The papers that emerged from that panel, revised and collected here, offer a set of challenging, sometimes confrontational, looks at Jon’s book. While there are many different resonances across this set of papers, the bulk of the conversation has revolved around two primary issues. A number of the papers, including those from Matthew Engelke, Girish Daswani, and Hillary Kaell, address the nature of the Deleuzian diagram—in general, in understanding Vineyard lives, and in forming the basis of a revived definition of religion. Engelke pushes back against the idea of a preternaturally plastic diagram and considers the potential overlaps between Bialecki (or Deleuze) and Levi-Straussian structuralism. Daswani offers a set of ethnographic rebuttals to Bialecki’s diagrams by reflecting on some miraculous events during his fieldwork, while Kaell pointedly questions the need for a reemergent definition of religion.
The second major concern running through a number of the responses here focuses on the nature of surprise and wonder as the basis for constituting sociality and social groups. This theme of wonder as the basis for sociality is the primary focus for Webb Keane’s contribution, and (like Engelke) Keane sees a debt to structuralism in Jon’s discussions of diagrammatic transformations. Timothy Larsen (like Daswani) recounts and reflects on some of his own experiences with the miraculous, noting the role that encounters with the unexpected or new have played in his interactions with particularly church communities. Andreas Bandak looks at the ways that surprising events become narrativized and relived in communal church life as miracles and wonders.
Many of the authors note Jon’s intellectual rigor, generosity, and love of a good debate. These characteristics are all on display in his responses to these different pieces. In one way or another all of the papers think through (and sometimes against) Jon’s sense of the diagram. His responses further explore the inherent tensions in his model of the diagram, arguing both that the diagram in his sense is not a structuralist project of categorization and that the diagram is not so plastic and manipulatable that it has no ordering form to it.

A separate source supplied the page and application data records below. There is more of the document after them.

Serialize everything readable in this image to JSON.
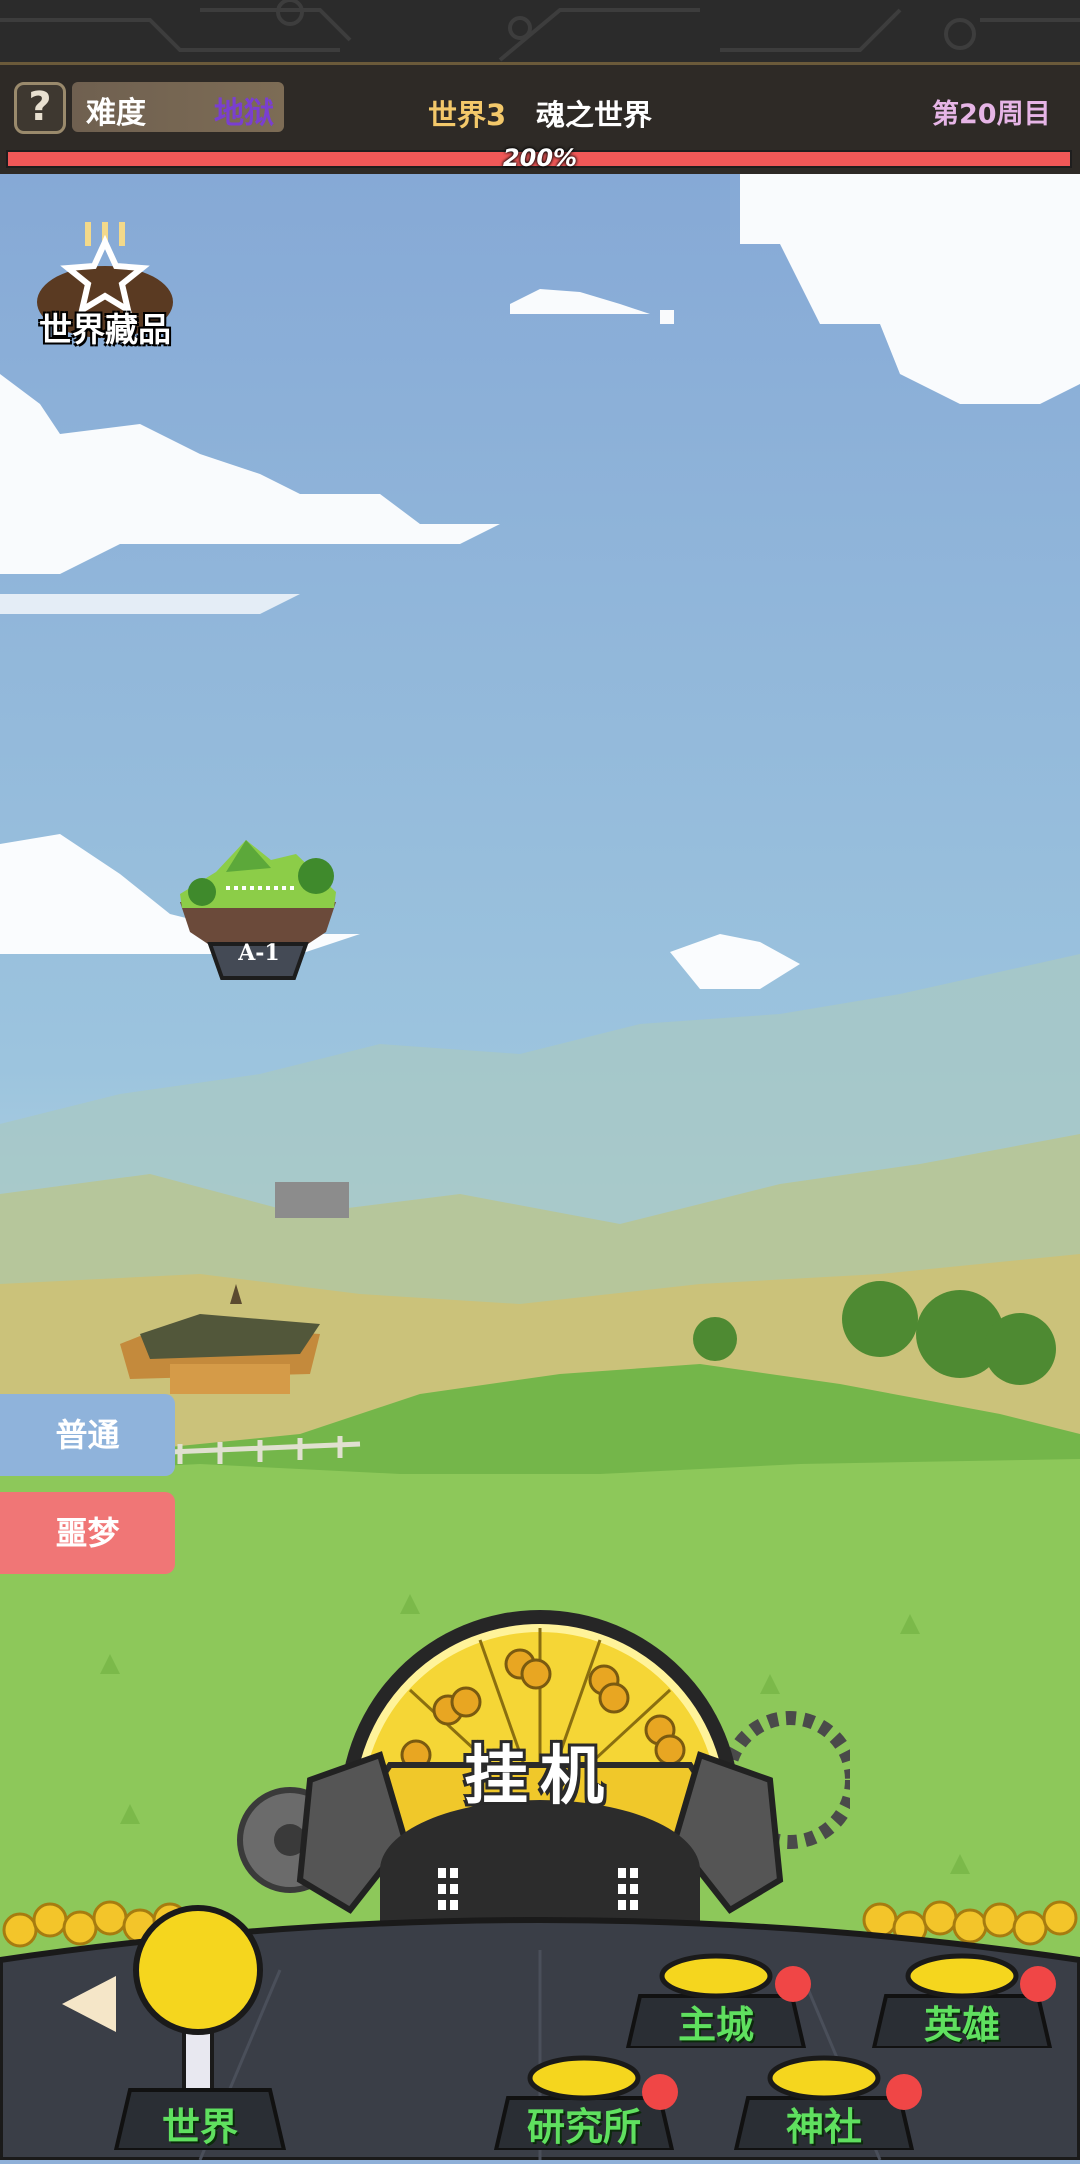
{
  "header": {
    "help_glyph": "?",
    "difficulty_label": "难度",
    "difficulty_value": "地狱",
    "world_number": "世界3",
    "world_name": "魂之世界",
    "cycle": "第20周目",
    "progress_text": "200%",
    "progress_fraction": 1.0
  },
  "collection": {
    "label": "世界藏品",
    "icon": "medal-star-icon"
  },
  "stage": {
    "tag": "A-1"
  },
  "modes": {
    "normal": "普通",
    "nightmare": "噩梦"
  },
  "idle": {
    "label": "挂机"
  },
  "nav": {
    "back_icon": "back-arrow-icon",
    "world": "世界",
    "main_city": "主城",
    "heroes": "英雄",
    "research": "研究所",
    "shrine": "神社"
  },
  "colors": {
    "sky": "#8fb0d8",
    "grass": "#8dc85a",
    "progress": "#f05858",
    "nav_text": "#5fe05f",
    "notification": "#f04646",
    "nightmare_button": "#f07676",
    "normal_button": "#8fb3db"
  }
}
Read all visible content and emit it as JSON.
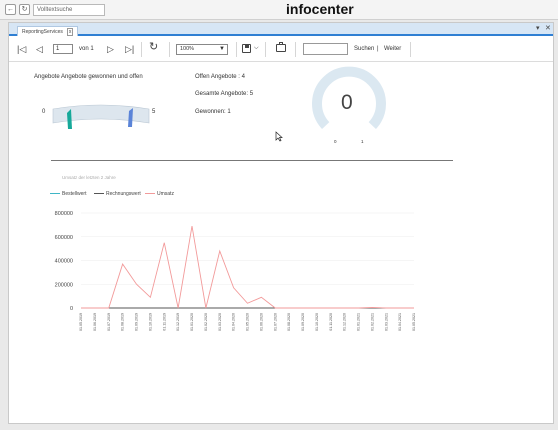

This symposium came together because of the support and encouragement of a large number of people who have been engaged with Jon Bialecki’s work for a considerable time. I want to thank each of the contributors for the important discussions they have written about and around Jon’s book. Not only did the original panel members jump at the chance to talk about Jon’s work, but the audience at the Society for the Anthropology of Religion conference packed the room we presented in and helped demonstrate how strong the interest in Jon’s book has been. Joel Robbins helped considerably in both the planning of the original panel and in stepping in to read Webb Keane’s paper when he was not able to attend the SAR conference. I thank the editors of Syndicate for giving us this space to present these papers to a wider audience, and for being patient as the inevitable delays piled up in the process of getting them together. Finally, I want to thank Jon Bialecki for being such a willing and helpful object of attention. I fear we may have exhausted his supply of self-deprecating jokes in the process.